_Data shown_

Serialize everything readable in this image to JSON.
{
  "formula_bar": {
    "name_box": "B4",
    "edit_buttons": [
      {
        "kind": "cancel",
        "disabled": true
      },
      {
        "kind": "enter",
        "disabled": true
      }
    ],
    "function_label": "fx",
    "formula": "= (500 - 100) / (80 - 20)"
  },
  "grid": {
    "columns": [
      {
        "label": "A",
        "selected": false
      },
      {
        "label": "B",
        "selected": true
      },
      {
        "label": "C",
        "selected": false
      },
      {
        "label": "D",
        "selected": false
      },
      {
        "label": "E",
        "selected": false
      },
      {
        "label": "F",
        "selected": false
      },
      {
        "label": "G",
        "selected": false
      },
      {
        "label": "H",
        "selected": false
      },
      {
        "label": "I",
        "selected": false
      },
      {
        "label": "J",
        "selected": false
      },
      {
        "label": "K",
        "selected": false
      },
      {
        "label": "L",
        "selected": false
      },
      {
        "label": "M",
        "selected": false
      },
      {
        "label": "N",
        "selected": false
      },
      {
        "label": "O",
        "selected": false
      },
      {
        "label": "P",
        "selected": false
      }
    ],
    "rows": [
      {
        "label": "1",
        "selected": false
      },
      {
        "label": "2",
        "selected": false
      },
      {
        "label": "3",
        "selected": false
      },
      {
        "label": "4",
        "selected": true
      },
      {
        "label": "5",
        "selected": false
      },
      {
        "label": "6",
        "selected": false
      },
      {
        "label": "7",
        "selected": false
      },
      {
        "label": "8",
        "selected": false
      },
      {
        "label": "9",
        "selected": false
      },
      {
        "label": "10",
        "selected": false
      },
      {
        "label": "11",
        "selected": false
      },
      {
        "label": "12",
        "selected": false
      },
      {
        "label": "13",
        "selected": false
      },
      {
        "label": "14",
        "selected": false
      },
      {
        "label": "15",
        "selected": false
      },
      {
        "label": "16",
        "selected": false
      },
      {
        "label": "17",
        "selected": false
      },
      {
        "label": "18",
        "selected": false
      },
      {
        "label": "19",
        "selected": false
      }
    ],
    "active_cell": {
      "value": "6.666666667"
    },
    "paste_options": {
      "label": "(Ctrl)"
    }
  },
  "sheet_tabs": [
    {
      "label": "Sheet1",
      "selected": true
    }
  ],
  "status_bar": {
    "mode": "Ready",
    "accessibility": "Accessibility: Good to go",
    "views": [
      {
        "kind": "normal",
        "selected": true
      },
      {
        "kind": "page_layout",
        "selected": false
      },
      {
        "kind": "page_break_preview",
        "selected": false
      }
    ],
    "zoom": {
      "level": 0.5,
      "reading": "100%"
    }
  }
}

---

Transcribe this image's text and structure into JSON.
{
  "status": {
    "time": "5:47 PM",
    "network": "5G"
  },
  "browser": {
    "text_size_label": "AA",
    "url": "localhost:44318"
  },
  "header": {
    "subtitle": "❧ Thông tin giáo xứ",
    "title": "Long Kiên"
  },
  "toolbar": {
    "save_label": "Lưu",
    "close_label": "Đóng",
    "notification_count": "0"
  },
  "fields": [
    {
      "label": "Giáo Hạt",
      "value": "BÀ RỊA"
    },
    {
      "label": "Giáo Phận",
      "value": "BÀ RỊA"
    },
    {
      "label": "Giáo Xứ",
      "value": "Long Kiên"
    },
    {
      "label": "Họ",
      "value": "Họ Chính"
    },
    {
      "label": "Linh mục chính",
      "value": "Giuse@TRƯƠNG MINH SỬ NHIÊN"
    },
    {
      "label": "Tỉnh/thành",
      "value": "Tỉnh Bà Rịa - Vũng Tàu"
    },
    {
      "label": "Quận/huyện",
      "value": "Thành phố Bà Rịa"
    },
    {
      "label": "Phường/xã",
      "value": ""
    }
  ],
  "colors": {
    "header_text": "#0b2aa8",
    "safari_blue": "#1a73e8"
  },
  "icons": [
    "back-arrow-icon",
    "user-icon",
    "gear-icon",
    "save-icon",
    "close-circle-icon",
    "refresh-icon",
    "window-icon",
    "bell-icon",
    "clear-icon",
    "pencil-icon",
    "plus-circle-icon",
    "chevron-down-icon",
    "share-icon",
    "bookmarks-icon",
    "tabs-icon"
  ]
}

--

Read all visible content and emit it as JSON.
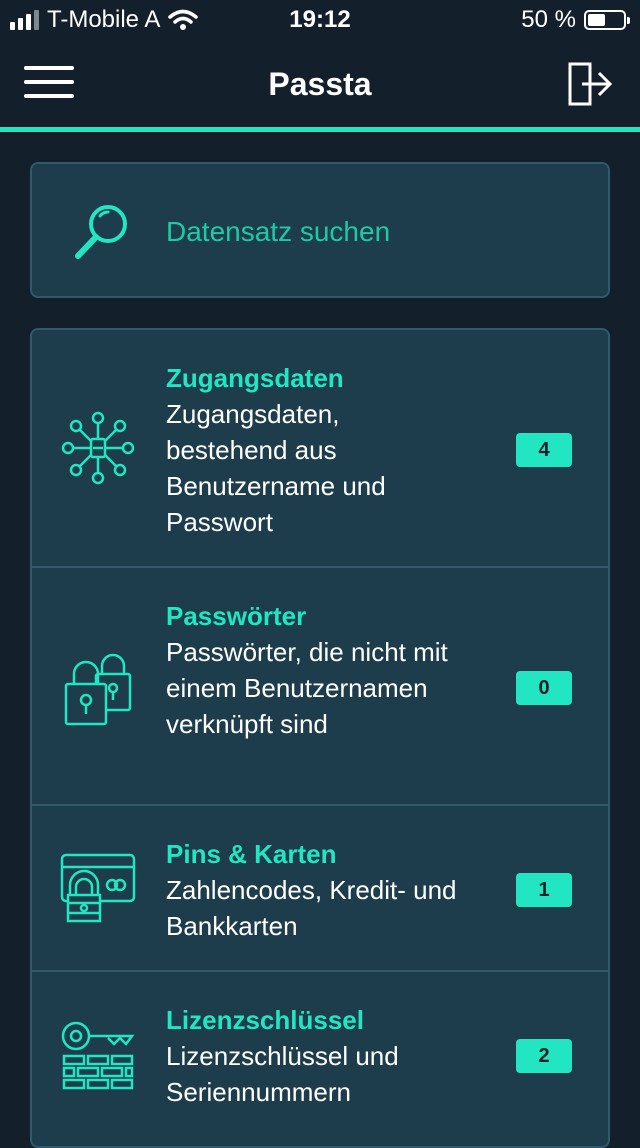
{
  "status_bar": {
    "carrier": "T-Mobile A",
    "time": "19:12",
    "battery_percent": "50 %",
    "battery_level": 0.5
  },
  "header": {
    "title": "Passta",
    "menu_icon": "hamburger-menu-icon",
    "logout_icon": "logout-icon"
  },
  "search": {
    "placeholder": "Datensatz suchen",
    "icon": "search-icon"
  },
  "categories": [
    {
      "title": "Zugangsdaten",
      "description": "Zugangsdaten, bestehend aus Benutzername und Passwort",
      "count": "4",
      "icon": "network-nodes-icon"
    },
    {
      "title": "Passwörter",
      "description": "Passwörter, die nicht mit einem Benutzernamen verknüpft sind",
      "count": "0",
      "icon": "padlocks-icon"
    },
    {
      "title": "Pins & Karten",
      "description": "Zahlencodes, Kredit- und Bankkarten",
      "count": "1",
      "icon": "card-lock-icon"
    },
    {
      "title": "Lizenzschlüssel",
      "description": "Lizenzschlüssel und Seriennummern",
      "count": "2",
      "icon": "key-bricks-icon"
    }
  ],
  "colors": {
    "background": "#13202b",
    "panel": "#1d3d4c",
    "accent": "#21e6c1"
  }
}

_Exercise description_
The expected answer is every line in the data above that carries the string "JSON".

_Written solution_
Serialize everything readable in this image to JSON.
Transcribe this image's text and structure into JSON.
Read all visible content and emit it as JSON.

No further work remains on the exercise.